A Viet Nam veteran who was injured in the leg during an incident involving a helicopter recovered fully from the injury. However, periodically over the years he would suddenly experience intense pain in the previously-injured leg which would last for several days before dissipating. One day his wife commented on the helicopter flying overhead and it dawned on him that every time he heard a helicopter's engine his leg hurt.
One lady experienced intense pain whenever she drove through a particular town. She eventually realized that the town was en route to the in-laws' home where she often felt the same pain because of the stressful atmosphere. In time she experienced the pain when travelling that route even when not visiting the family.
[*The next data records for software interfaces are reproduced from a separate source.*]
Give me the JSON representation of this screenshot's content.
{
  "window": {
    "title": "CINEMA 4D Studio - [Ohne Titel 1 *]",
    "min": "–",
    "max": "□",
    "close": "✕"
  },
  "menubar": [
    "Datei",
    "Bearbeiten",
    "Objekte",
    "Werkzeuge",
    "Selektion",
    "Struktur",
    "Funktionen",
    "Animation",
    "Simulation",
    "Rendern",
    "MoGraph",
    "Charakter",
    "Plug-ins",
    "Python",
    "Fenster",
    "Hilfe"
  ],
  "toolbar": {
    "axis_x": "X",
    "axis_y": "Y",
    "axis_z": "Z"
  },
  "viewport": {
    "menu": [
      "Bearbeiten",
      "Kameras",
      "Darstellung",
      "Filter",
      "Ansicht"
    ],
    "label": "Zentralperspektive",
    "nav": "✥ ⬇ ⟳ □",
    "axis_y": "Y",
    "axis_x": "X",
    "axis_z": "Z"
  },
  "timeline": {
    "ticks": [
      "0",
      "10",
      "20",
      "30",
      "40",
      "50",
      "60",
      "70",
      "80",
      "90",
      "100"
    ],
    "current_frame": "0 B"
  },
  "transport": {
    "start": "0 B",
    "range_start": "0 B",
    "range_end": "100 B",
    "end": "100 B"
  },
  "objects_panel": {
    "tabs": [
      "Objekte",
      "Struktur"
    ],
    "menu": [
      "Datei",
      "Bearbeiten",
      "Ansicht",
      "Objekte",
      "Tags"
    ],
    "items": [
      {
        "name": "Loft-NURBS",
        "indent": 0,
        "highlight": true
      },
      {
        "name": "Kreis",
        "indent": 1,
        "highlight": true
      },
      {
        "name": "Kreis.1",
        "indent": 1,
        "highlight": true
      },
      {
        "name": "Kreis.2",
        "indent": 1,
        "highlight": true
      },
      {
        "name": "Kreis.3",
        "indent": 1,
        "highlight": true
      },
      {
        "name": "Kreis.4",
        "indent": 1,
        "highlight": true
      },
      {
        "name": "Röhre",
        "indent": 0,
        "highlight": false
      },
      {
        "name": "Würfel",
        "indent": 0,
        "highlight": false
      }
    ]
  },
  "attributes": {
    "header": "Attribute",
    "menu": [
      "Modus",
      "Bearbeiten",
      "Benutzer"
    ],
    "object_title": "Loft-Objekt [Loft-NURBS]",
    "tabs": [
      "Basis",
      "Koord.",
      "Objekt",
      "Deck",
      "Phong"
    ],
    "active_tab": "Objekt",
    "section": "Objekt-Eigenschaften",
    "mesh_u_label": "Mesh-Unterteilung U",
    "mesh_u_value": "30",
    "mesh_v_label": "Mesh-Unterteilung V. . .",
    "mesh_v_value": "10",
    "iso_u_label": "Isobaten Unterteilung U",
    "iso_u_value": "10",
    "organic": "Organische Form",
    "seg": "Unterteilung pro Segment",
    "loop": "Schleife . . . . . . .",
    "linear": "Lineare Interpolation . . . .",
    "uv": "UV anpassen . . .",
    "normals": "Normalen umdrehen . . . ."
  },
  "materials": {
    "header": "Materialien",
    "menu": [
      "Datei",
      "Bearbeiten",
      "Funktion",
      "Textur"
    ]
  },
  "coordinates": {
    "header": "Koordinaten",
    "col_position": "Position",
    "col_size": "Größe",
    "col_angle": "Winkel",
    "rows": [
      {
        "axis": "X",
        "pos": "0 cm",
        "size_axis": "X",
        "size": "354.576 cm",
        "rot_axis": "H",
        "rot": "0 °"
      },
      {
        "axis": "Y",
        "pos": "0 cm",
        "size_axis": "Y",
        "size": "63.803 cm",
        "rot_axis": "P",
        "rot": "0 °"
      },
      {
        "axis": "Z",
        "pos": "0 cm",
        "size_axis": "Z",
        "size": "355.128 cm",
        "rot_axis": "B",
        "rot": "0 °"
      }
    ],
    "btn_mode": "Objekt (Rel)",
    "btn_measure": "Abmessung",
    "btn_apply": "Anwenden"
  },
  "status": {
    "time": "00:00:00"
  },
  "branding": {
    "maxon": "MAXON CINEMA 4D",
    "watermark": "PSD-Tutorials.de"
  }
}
Have you every taken an instant dislike to someone whom you have never met before and wondered why? Perhaps he or she reminds you of someone with whom you have previously had a bad experience. Have you ever had memories flood back instantly transporting you in your mind's eye to someplace else in response to a song, fragrance, or scenery? This is because the parts of the brain involved with memory, pleasure and emotion are very closely associated, and are also connected to the parts of the brain which process the flight and fight response. The limbic system is also closely connected to the thalamus which is the clearing house for the processing of painful stimuli.
One of the questions I have learned to ask patients with unexplained pain is: "What was going on in your life when it first happened?" This sometimes gives a clue as to the meaning of the pain and how to approach it.
David is a fan of books and no doubt will be sharing some good reads here.